### Recorded data
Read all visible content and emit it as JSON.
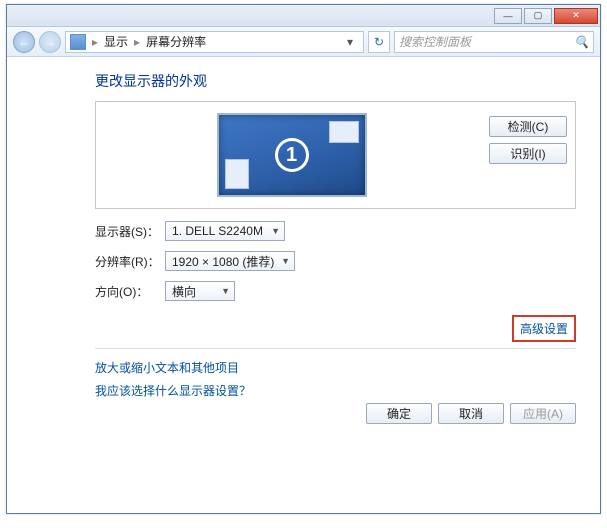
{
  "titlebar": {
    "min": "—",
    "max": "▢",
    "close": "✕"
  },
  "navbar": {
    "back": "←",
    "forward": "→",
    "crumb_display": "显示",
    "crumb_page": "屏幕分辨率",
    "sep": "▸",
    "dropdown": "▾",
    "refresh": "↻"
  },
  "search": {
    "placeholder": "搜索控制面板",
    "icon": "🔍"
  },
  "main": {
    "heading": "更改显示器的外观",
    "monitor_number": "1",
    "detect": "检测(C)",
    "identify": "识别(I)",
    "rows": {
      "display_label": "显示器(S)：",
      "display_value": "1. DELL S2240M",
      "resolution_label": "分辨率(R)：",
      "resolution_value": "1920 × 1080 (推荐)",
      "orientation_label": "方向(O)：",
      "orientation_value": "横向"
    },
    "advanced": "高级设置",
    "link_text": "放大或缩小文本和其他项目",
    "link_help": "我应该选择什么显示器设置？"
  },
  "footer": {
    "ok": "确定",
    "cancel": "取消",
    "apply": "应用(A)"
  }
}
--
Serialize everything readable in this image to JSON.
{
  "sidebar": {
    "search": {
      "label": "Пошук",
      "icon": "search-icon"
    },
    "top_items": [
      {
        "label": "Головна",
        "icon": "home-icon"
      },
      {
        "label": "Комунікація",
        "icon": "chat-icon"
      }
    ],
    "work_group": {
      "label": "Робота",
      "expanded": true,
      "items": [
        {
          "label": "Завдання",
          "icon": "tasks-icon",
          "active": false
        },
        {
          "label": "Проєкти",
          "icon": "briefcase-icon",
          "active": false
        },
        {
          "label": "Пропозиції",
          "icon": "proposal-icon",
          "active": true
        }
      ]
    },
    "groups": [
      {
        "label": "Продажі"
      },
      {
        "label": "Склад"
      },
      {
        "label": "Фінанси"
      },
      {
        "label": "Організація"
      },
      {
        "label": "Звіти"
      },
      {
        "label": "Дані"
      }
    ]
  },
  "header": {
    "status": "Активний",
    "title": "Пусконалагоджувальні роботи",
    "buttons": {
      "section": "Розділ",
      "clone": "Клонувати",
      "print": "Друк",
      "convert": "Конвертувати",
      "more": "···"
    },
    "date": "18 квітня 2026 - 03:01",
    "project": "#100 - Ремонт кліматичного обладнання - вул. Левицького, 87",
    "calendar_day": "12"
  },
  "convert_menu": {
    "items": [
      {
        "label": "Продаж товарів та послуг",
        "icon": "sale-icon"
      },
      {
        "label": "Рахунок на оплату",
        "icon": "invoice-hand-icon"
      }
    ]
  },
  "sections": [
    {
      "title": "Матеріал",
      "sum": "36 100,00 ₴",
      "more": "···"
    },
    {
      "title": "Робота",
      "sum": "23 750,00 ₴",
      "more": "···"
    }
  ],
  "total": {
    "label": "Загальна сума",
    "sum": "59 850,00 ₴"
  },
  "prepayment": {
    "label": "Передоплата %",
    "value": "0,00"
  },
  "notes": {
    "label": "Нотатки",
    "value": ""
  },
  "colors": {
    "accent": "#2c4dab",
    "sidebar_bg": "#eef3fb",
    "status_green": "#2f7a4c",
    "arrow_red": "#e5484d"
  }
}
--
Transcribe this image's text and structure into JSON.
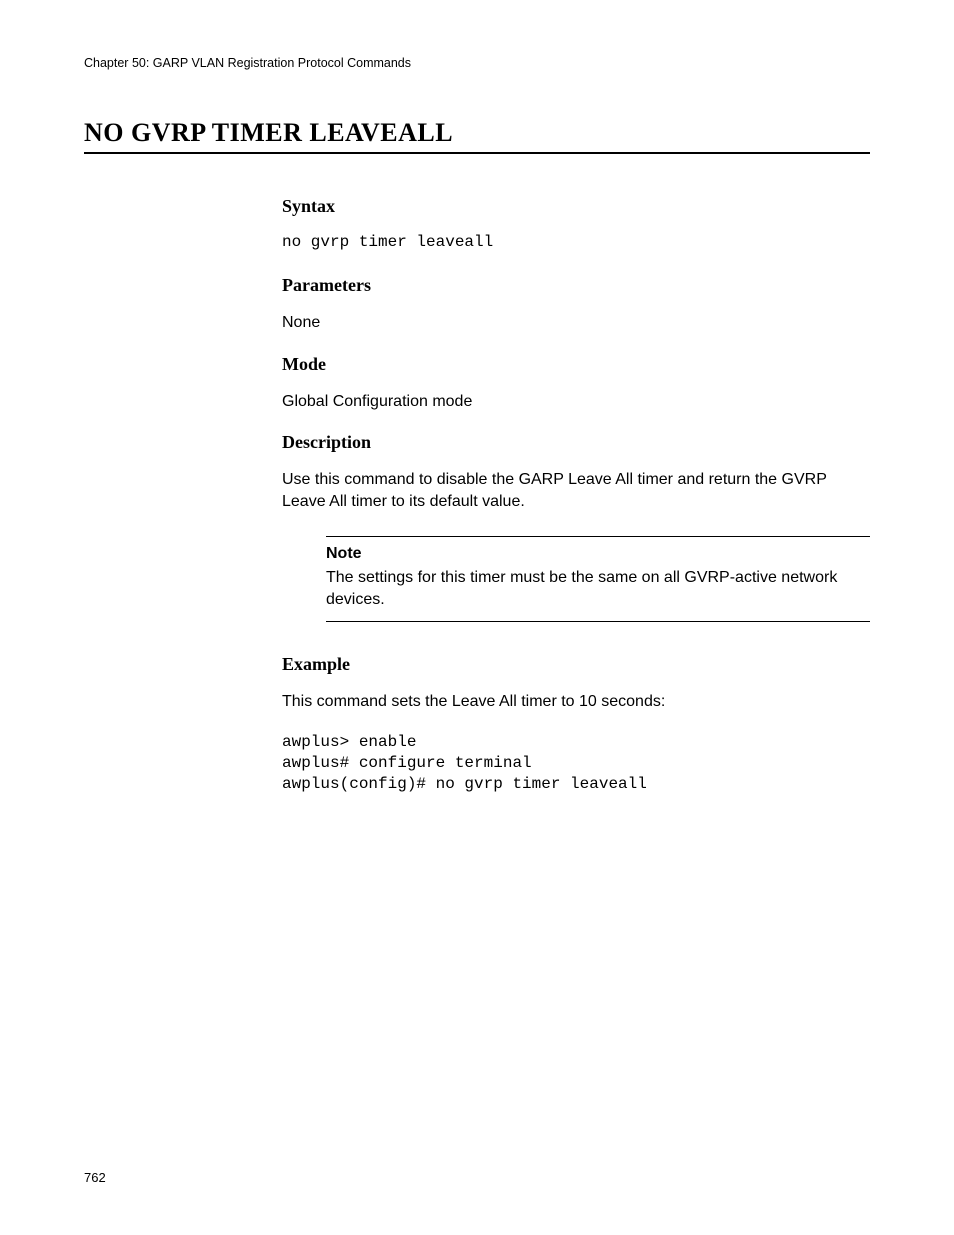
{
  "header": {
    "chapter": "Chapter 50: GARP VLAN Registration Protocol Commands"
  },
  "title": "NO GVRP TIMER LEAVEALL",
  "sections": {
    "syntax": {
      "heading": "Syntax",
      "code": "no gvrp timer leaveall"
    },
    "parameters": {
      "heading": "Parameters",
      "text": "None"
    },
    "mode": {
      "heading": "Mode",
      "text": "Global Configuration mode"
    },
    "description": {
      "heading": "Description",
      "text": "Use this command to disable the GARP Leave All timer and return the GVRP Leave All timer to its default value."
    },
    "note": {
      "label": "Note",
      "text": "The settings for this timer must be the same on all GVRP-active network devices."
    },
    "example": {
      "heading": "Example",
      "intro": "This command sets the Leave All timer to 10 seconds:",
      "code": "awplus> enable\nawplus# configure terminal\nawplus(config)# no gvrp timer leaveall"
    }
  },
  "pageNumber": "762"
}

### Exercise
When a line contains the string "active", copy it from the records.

### Expected output
          "active": false
          "active": false
          "active": true
      "text": "The settings for this timer must be the same on all GVRP-active network devices."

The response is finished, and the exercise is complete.